▸ **Problem to work on**
Could you repeat the records below exactly, without the pictures?

(Entries from a dataset of interfaces)
<<<<
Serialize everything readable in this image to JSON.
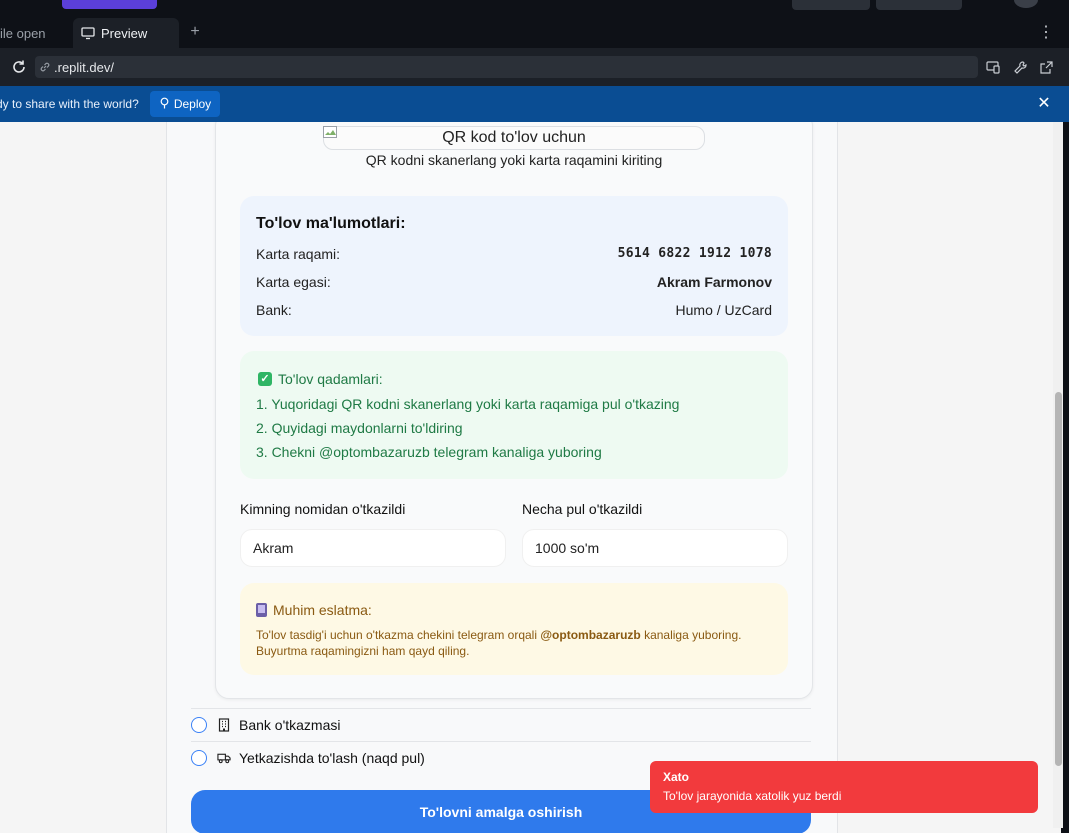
{
  "tabs": {
    "inactive_label": "ile open",
    "active_label": "Preview",
    "new_tab": "+"
  },
  "url": {
    "text": ".replit.dev/"
  },
  "banner": {
    "message": "dy to share with the world?",
    "deploy_label": "Deploy"
  },
  "qr": {
    "alt": "QR kod to'lov uchun",
    "hint": "QR kodni skanerlang yoki karta raqamini kiriting"
  },
  "info": {
    "title": "To'lov ma'lumotlari:",
    "rows": [
      {
        "label": "Karta raqami:",
        "value": "5614 6822 1912 1078"
      },
      {
        "label": "Karta egasi:",
        "value": "Akram Farmonov"
      },
      {
        "label": "Bank:",
        "value": "Humo / UzCard"
      }
    ]
  },
  "steps": {
    "title": "To'lov qadamlari:",
    "items": [
      "1. Yuqoridagi QR kodni skanerlang yoki karta raqamiga pul o'tkazing",
      "2. Quyidagi maydonlarni to'ldiring",
      "3. Chekni @optombazaruzb telegram kanaliga yuboring"
    ]
  },
  "form": {
    "name_label": "Kimning nomidan o'tkazildi",
    "name_value": "Akram",
    "amount_label": "Necha pul o'tkazildi",
    "amount_value": "1000 so'm"
  },
  "note": {
    "title": "Muhim eslatma:",
    "body_pre": "To'lov tasdig'i uchun o'tkazma chekini telegram orqali ",
    "body_bold": "@optombazaruzb",
    "body_post": " kanaliga yuboring. Buyurtma raqamingizni ham qayd qiling."
  },
  "payment_options": [
    {
      "label": "Bank o'tkazmasi",
      "icon": "building-icon"
    },
    {
      "label": "Yetkazishda to'lash (naqd pul)",
      "icon": "truck-icon"
    }
  ],
  "pay_button": "To'lovni amalga oshirish",
  "toast": {
    "title": "Xato",
    "message": "To'lov jarayonida xatolik yuz berdi"
  },
  "colors": {
    "accent": "#2f7aec",
    "error": "#f23a3d",
    "banner": "#0a4d93"
  }
}
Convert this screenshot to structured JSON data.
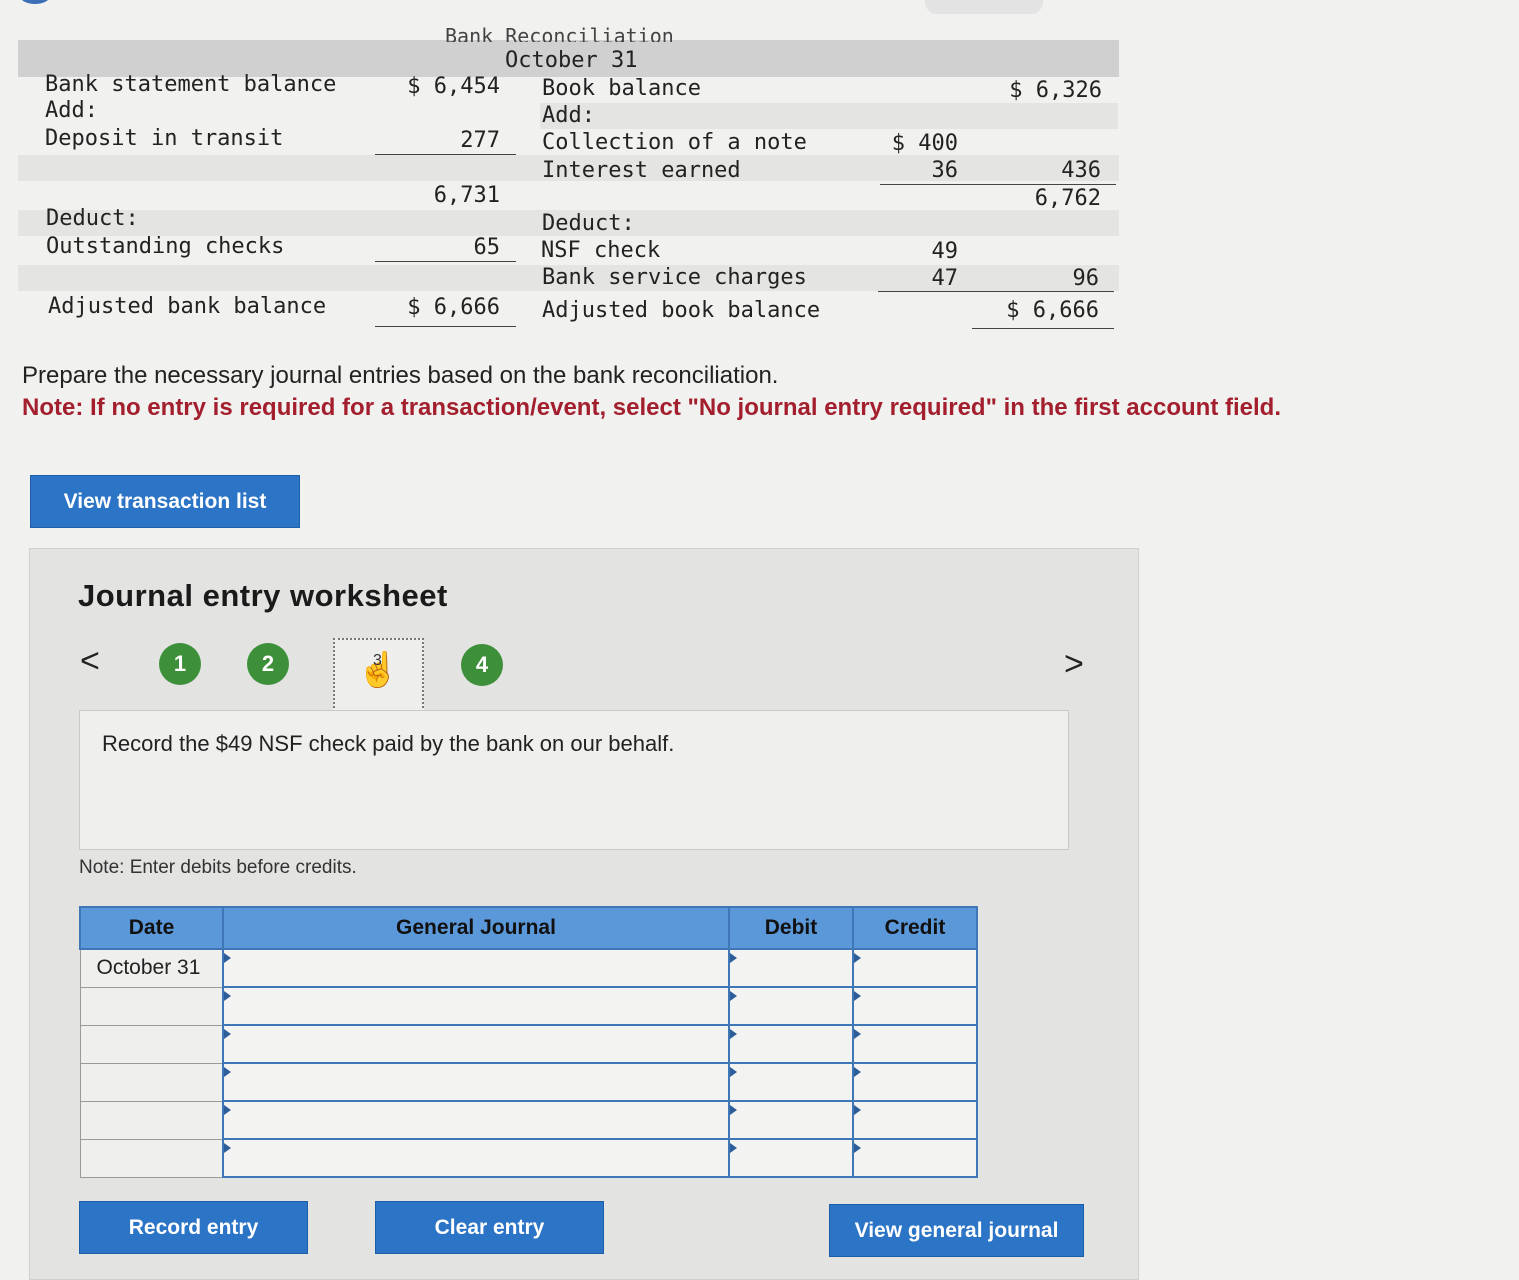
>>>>
▸ **Response area**
Serialize everything readable in this image to JSON.
{
  "tabs": {
    "inactive_label": "ile open",
    "active_label": "Preview",
    "new_tab": "+"
  },
  "url": {
    "text": ".replit.dev/"
  },
  "banner": {
    "message": "dy to share with the world?",
    "deploy_label": "Deploy"
  },
  "qr": {
    "alt": "QR kod to'lov uchun",
    "hint": "QR kodni skanerlang yoki karta raqamini kiriting"
  },
  "info": {
    "title": "To'lov ma'lumotlari:",
    "rows": [
      {
        "label": "Karta raqami:",
        "value": "5614 6822 1912 1078"
      },
      {
        "label": "Karta egasi:",
        "value": "Akram Farmonov"
      },
      {
        "label": "Bank:",
        "value": "Humo / UzCard"
      }
    ]
  },
  "steps": {
    "title": "To'lov qadamlari:",
    "items": [
      "1. Yuqoridagi QR kodni skanerlang yoki karta raqamiga pul o'tkazing",
      "2. Quyidagi maydonlarni to'ldiring",
      "3. Chekni @optombazaruzb telegram kanaliga yuboring"
    ]
  },
  "form": {
    "name_label": "Kimning nomidan o'tkazildi",
    "name_value": "Akram",
    "amount_label": "Necha pul o'tkazildi",
    "amount_value": "1000 so'm"
  },
  "note": {
    "title": "Muhim eslatma:",
    "body_pre": "To'lov tasdig'i uchun o'tkazma chekini telegram orqali ",
    "body_bold": "@optombazaruzb",
    "body_post": " kanaliga yuboring. Buyurtma raqamingizni ham qayd qiling."
  },
  "payment_options": [
    {
      "label": "Bank o'tkazmasi",
      "icon": "building-icon"
    },
    {
      "label": "Yetkazishda to'lash (naqd pul)",
      "icon": "truck-icon"
    }
  ],
  "pay_button": "To'lovni amalga oshirish",
  "toast": {
    "title": "Xato",
    "message": "To'lov jarayonida xatolik yuz berdi"
  },
  "colors": {
    "accent": "#2f7aec",
    "error": "#f23a3d",
    "banner": "#0a4d93"
  }
}
Convert this screenshot to structured JSON data.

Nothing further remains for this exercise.